Closure? There's no closure, though you pull the door behind yourself. Don't listen to those people. The instinct is an abstract. Grass, no death. Grass, no wrist. You can only train your free mind in fours. He said in life do not compare contrast. Sky grass, sky grass. Here a healthy voice develops. Your clouds faith like forward freight. They lope young and retrofitted. These atoms mingling or flaring off. I said this explosion of directions isn't that much more than a gravitational force in which the worm and my feet and the plants are caught. What would make you happier might be to nurture help in yourself. Or lift with others a sheet tucked under a body, the body rolled first one way then the other. You'll be glad about the ampersands. You'll be glad you were at bedside.
My father had always said to spread the blankets in the sun.
Sunlight cleans.

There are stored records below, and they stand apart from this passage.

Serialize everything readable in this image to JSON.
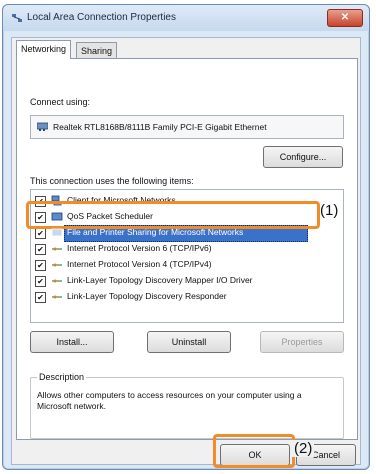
{
  "window": {
    "title": "Local Area Connection Properties",
    "close_glyph": "✕"
  },
  "tabs": [
    {
      "label": "Networking"
    },
    {
      "label": "Sharing"
    }
  ],
  "connect_using_label": "Connect using:",
  "adapter_name": "Realtek RTL8168B/8111B Family PCI-E Gigabit Ethernet",
  "configure_label": "Configure...",
  "items_label": "This connection uses the following items:",
  "items": [
    {
      "label": "Client for Microsoft Networks",
      "checked": true,
      "icon": "network-client-icon"
    },
    {
      "label": "QoS Packet Scheduler",
      "checked": true,
      "icon": "network-service-icon"
    },
    {
      "label": "File and Printer Sharing for Microsoft Networks",
      "checked": true,
      "icon": "network-service-icon",
      "selected": true
    },
    {
      "label": "Internet Protocol Version 6 (TCP/IPv6)",
      "checked": true,
      "icon": "protocol-icon"
    },
    {
      "label": "Internet Protocol Version 4 (TCP/IPv4)",
      "checked": true,
      "icon": "protocol-icon"
    },
    {
      "label": "Link-Layer Topology Discovery Mapper I/O Driver",
      "checked": true,
      "icon": "protocol-icon"
    },
    {
      "label": "Link-Layer Topology Discovery Responder",
      "checked": true,
      "icon": "protocol-icon"
    }
  ],
  "buttons": {
    "install": "Install...",
    "uninstall": "Uninstall",
    "properties": "Properties",
    "ok": "OK",
    "cancel": "Cancel"
  },
  "description": {
    "legend": "Description",
    "text": "Allows other computers to access resources on your computer using a Microsoft network."
  },
  "callouts": {
    "one": "(1)",
    "two": "(2)"
  },
  "colors": {
    "highlight": "#f28c28",
    "selection": "#3b72c9"
  }
}
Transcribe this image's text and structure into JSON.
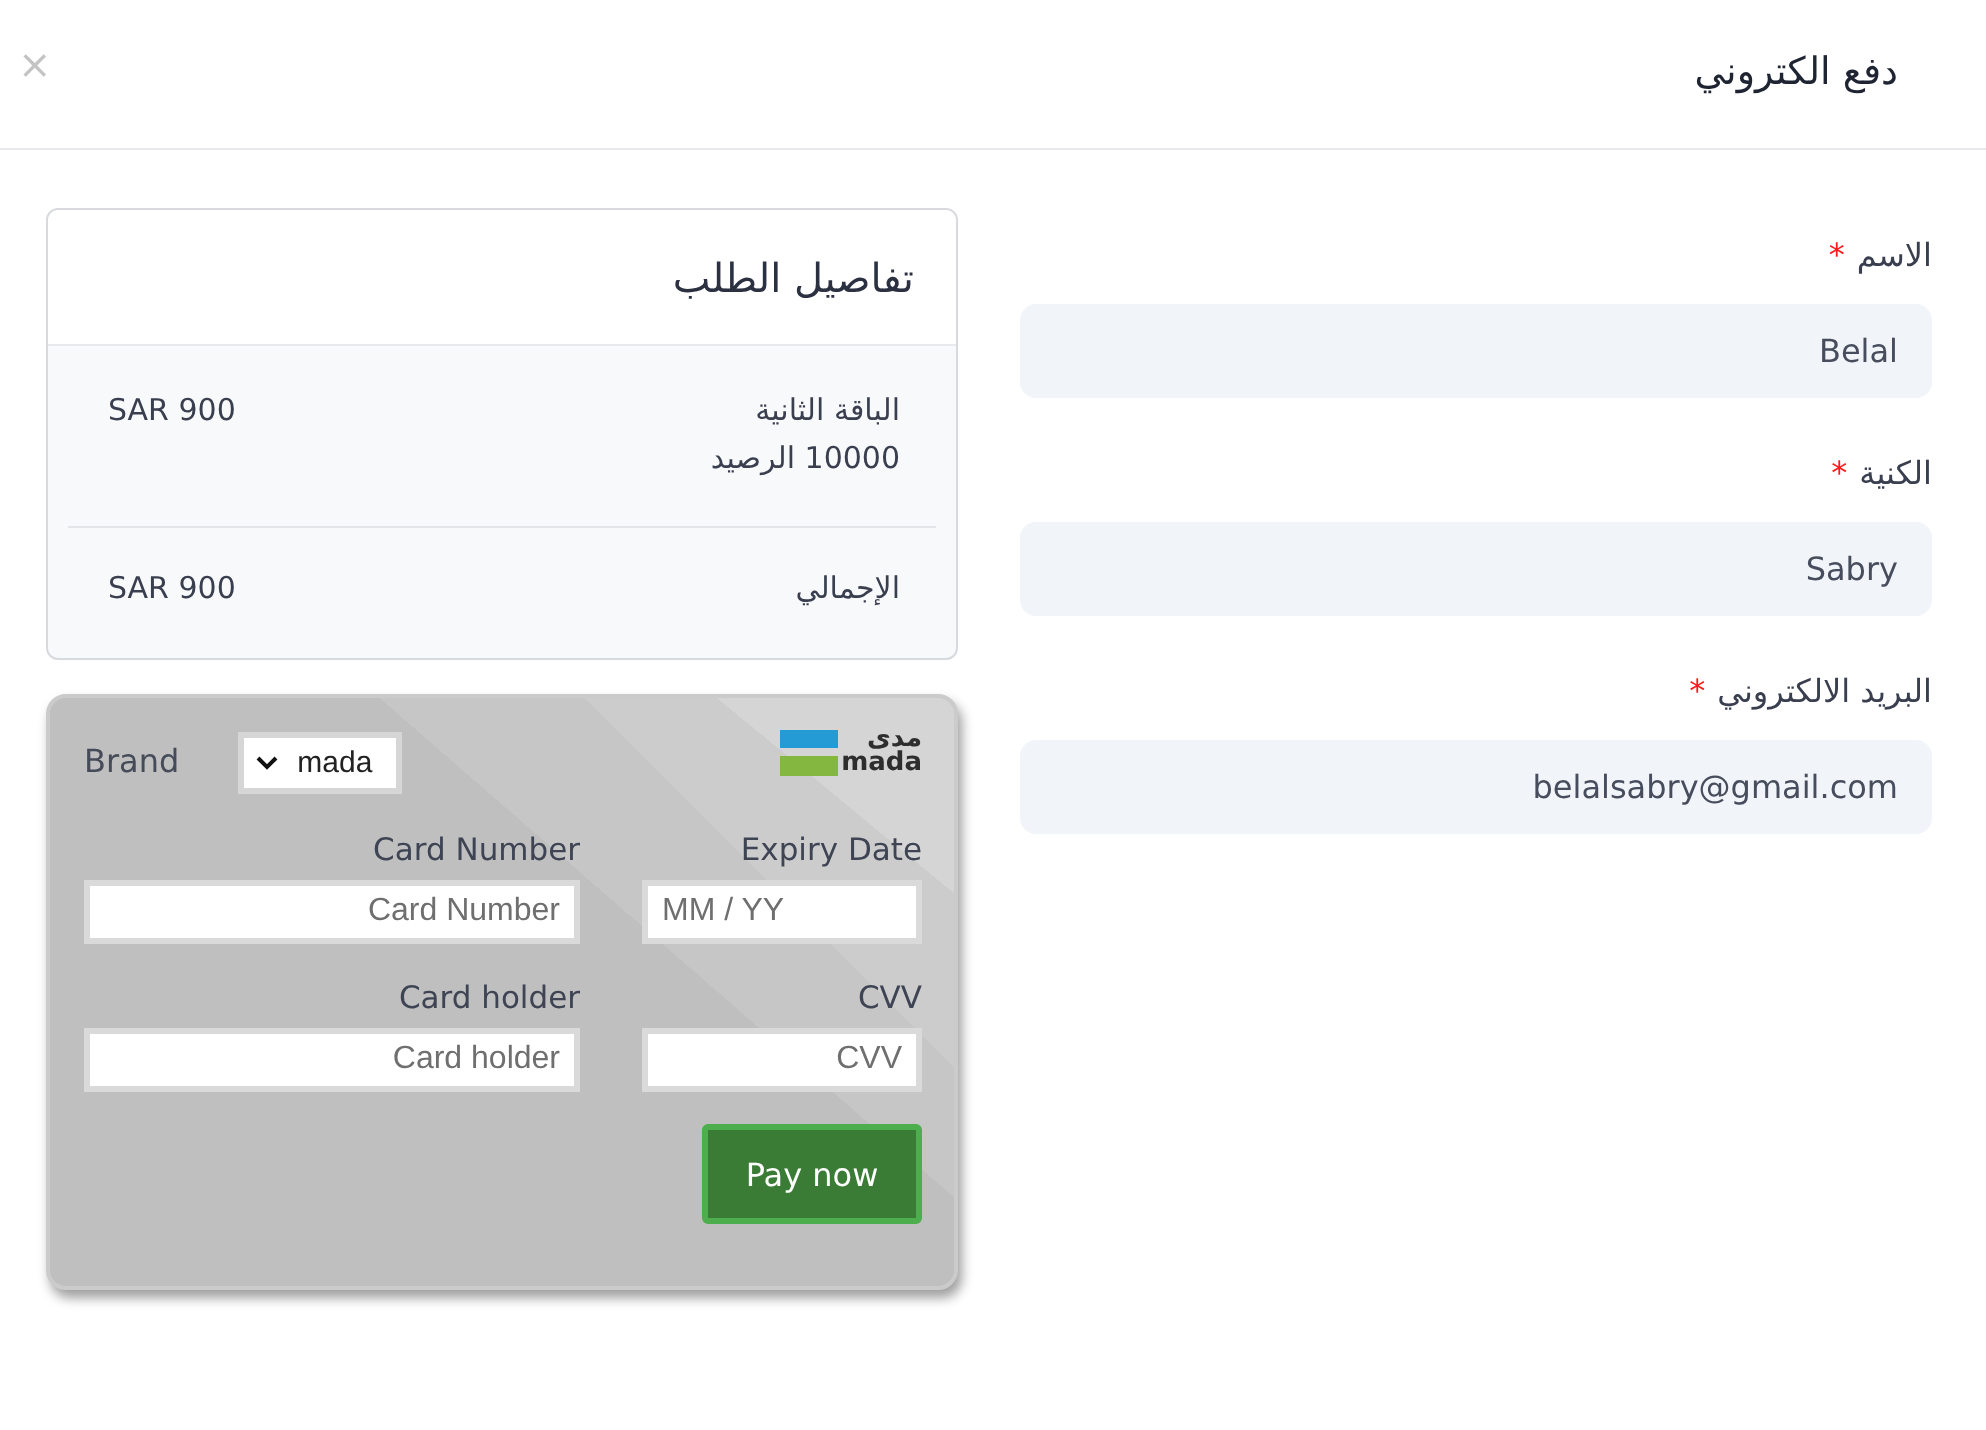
{
  "dialog": {
    "title": "دفع الكتروني",
    "close": "×"
  },
  "form": {
    "fields": [
      {
        "label": "الاسم",
        "required_mark": "*",
        "value": "Belal"
      },
      {
        "label": "الكنية",
        "required_mark": "*",
        "value": "Sabry"
      },
      {
        "label": "البريد الالكتروني",
        "required_mark": "*",
        "value": "belalsabry@gmail.com"
      }
    ]
  },
  "order_details": {
    "title": "تفاصيل الطلب",
    "rows": [
      {
        "label": "الباقة الثانية",
        "note": "10000 الرصيد",
        "price": "SAR 900"
      },
      {
        "label": "الإجمالي",
        "price": "SAR 900"
      }
    ]
  },
  "payment_card": {
    "brand": {
      "label": "Brand",
      "value": "mada"
    },
    "logo": {
      "arabic": "مدى",
      "latin": "mada"
    },
    "fields": [
      {
        "kind": "expiry",
        "label": "Expiry Date",
        "placeholder": "MM / YY"
      },
      {
        "kind": "card_number",
        "label": "Card Number",
        "placeholder": "Card Number"
      },
      {
        "kind": "cvv",
        "label": "CVV",
        "placeholder": "CVV"
      },
      {
        "kind": "card_holder",
        "label": "Card holder",
        "placeholder": "Card holder"
      }
    ],
    "submit": "Pay now"
  }
}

I had no definite plans for the black-watch throw.
My skin gave off heat, turning amber.
Not cleanliness after all, but heat. The body outlined in a plastic sheen.
The mind inside this late-day glare unfolds from habit.
When I shake out my skin, it's like a color.
Turning over the onion, I notice its copper dome.
The pot full of water, the chicken carcass lowered in, the onion skins
spinning slowly, giving their reasons to the water.
It's like turning over a stone to find a disturbance: you made it.
I cover one transformation with another. There are bones
to fish out of the broth, and someone lying in the next room.
Or I cover one eye so the other works harder: the greens foam
to life in a windy tree. My father covered the firebox
with a sheet of newspaper, a trick to make the flame catch.
Even the nearest anxiety prickles under the surface, until it smoothes.
It's less a memory than a strategy. Or else the memory comes later:
the page lit like a lantern wall, my father pulling that wall back
like a conjuror.
—By Hillary Gravendyk and Cynthia Arrieu-King
Cynthia Arrieu-King is assitant professor of creative writing at Stockton College in New Jersey. Her poems will appear this year in Sonora Review, Forklift, Ohio and LIT.
Hillary Gravendyk joins the faculty of Pomona College this fall, where she will be an Assistant Professor of American Poetry. Recent poems have appeared in American Letters and Commentary, Mary, and Octopus Magazine.